Hopping off the Inca Rail and leaping onto the cracked platform, the sun’s harsh rays mercilessly pierced my innocent eyes. I was suddenly smothered by a heavy blanket of pure heat that weighed me down like a lead anchor.
After a mere five minutes, beads of sweat slowly trickled down my flushed face as I reached into my faded Adidas backpack to grab my camouflaged-themed water bottle. Gulping down the tepid water, I felt like a seasoned archeologist running my palm across the sacred Intihuatana stone, my fingertips tingling with the excitement of unveiling the rich pre-Columbian history that for centuries had been shrouded in mystery.
Pulling up the hem of my shirt to wipe away my perspiration, I looked down to see tiny, brown alpaca slippers skipping towards my mud-caked sneakers. Shifting my gaze upward, I was greeted by the fiercely curious, dark chocolatey eyes of a young Peruvian girl. As the corners of my mouth turned up into a friendly smile, she abruptly spun around and retraced her steps back towards a communal tribal hut with a straw-thatched roof that delicately balanced atop yellowing adobe bricks. Observing the long procession of tourists hustling by these huts without a second glance, I couldn’t help but notice the strange paradox: these tourists wanted an immersion into Machu Picchu’s ancient culture yet didn’t take the time to interact with the powerful force driving that history, the native Peruvian families.
Shadowing the enigmatic Peruvian girl, I leaned into the hut’s wooden doorframe and located the girl crouched on a low stool fashioned out of dried bamboo shoots. She vigorously tapped her grandmother’s arm and whispered a phrase in the local Quechua dialect. Her grandmother, with her silky, milk-white hair drawn back into a tight bun, glanced up from her sewing to gesture me inside. Not wanting to impose, I assumed a crisscross-applesauce position on the uneven, grass-carpeted floor. For a few moments, a deafening silence engulfed the room as I marveled at the woman’s leathery hand move swiftly through the kaleidoscopic fabric with her rusted needle as she sewed on the final stitches.

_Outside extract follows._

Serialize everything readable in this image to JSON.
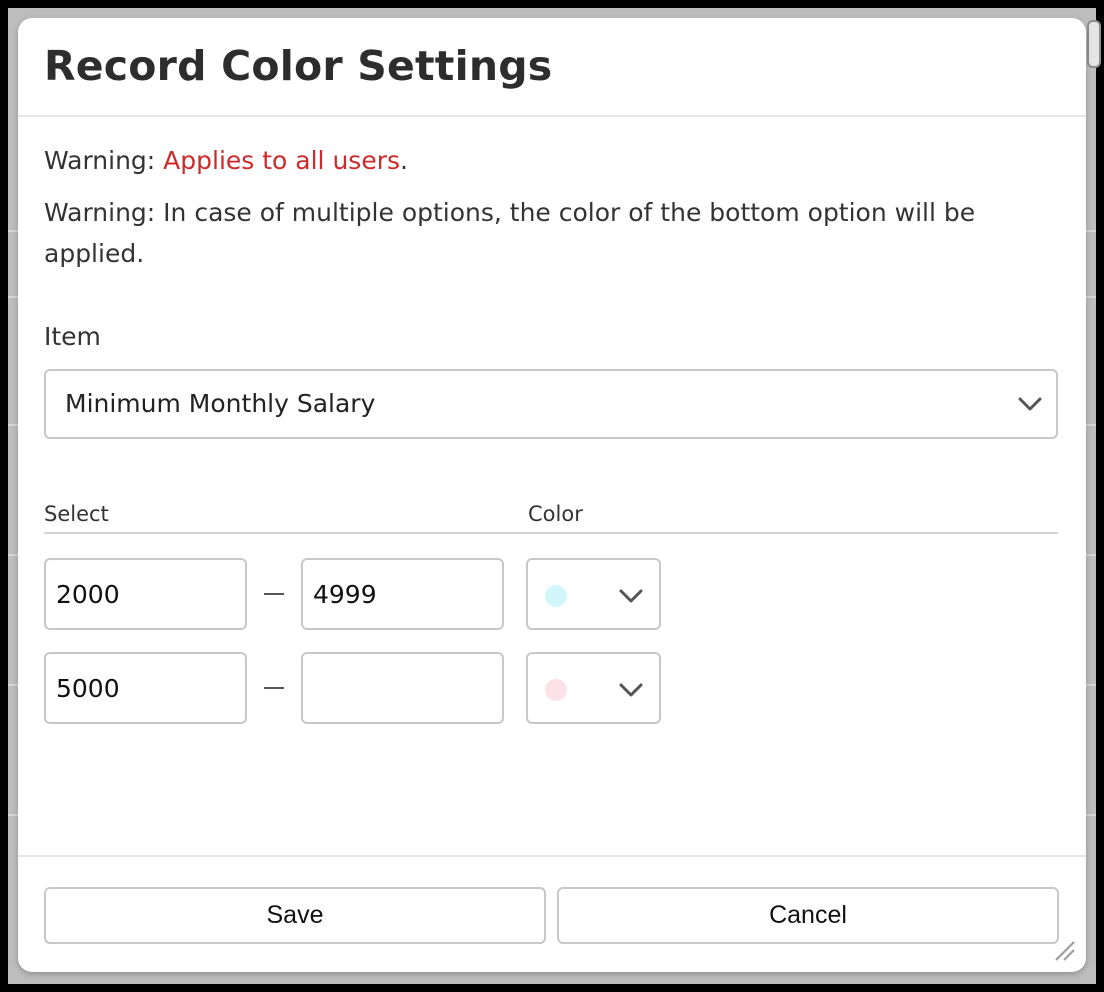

Tugging at her grandmother’s sleeve, the little girl grabbed the knitted masterpiece and carefully dropped the hand-made, artisanal Peruvian knapsack into my lap, rendering me speechless. As I replayed this moment in my head while the Inca Rail departed from the world heritage site, I realized that the only way to truly understand the history of a place is to interact with its remarkable people and forge life-long connections.

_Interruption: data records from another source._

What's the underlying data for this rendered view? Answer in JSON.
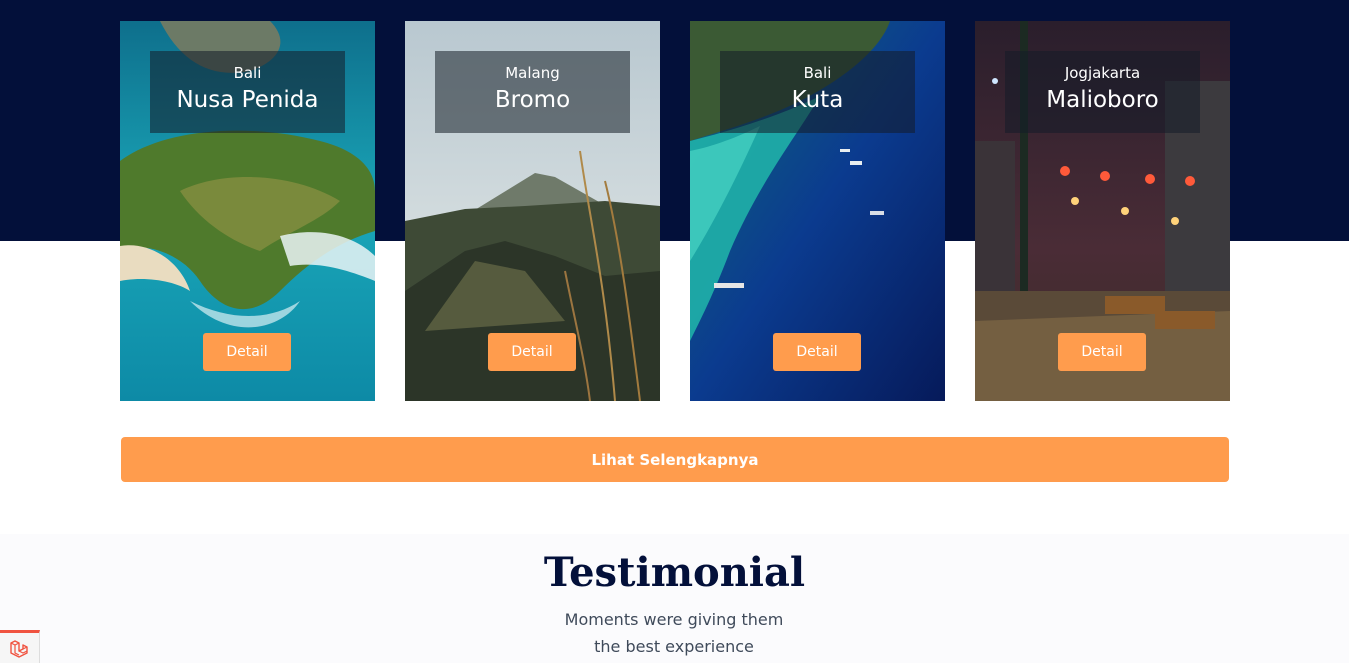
{
  "destinations": [
    {
      "region": "Bali",
      "name": "Nusa Penida",
      "button": "Detail"
    },
    {
      "region": "Malang",
      "name": "Bromo",
      "button": "Detail"
    },
    {
      "region": "Bali",
      "name": "Kuta",
      "button": "Detail"
    },
    {
      "region": "Jogjakarta",
      "name": "Malioboro",
      "button": "Detail"
    }
  ],
  "more_button": "Lihat Selengkapnya",
  "testimonial": {
    "title": "Testimonial",
    "subtitle_line1": "Moments were giving them",
    "subtitle_line2": "the best experience"
  },
  "colors": {
    "navy": "#03103a",
    "accent": "#ff9c4d",
    "debug_red": "#f05340"
  },
  "icons": {
    "debug_badge": "laravel-logo-icon"
  }
}
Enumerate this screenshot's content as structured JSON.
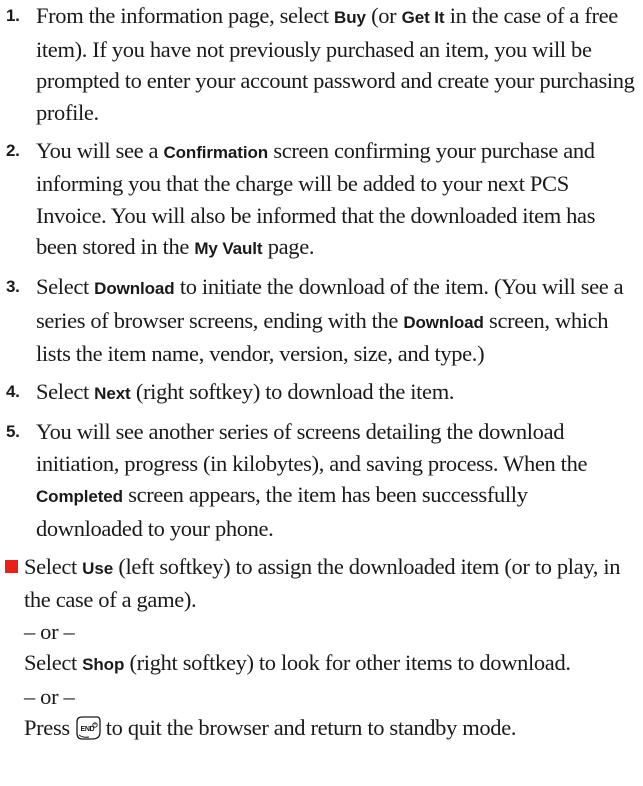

Fingering every tiny stitch of the alpaca-wool knapsack, I resolved to search for the authentic story behind everything, no longer confined to the mass-manufactured products of first-world countries that often lack real meaning. Each piece of string is unique to my treasured Peruvian possession, deliberately woven with meaning, intention and love.
Through one short visit, I came to the profound understanding that the beauty of life can be witnessed by simply listening, observing, and admiring people for their rich diversity and background. I will use traveling as a method of appreciating the world, viewing compassion and acceptance as presents that should be eternally regifted.
Student: Romal Mitr
Age & Grade: 11th grade
School: Quarry Lane School
From: Dublin, CA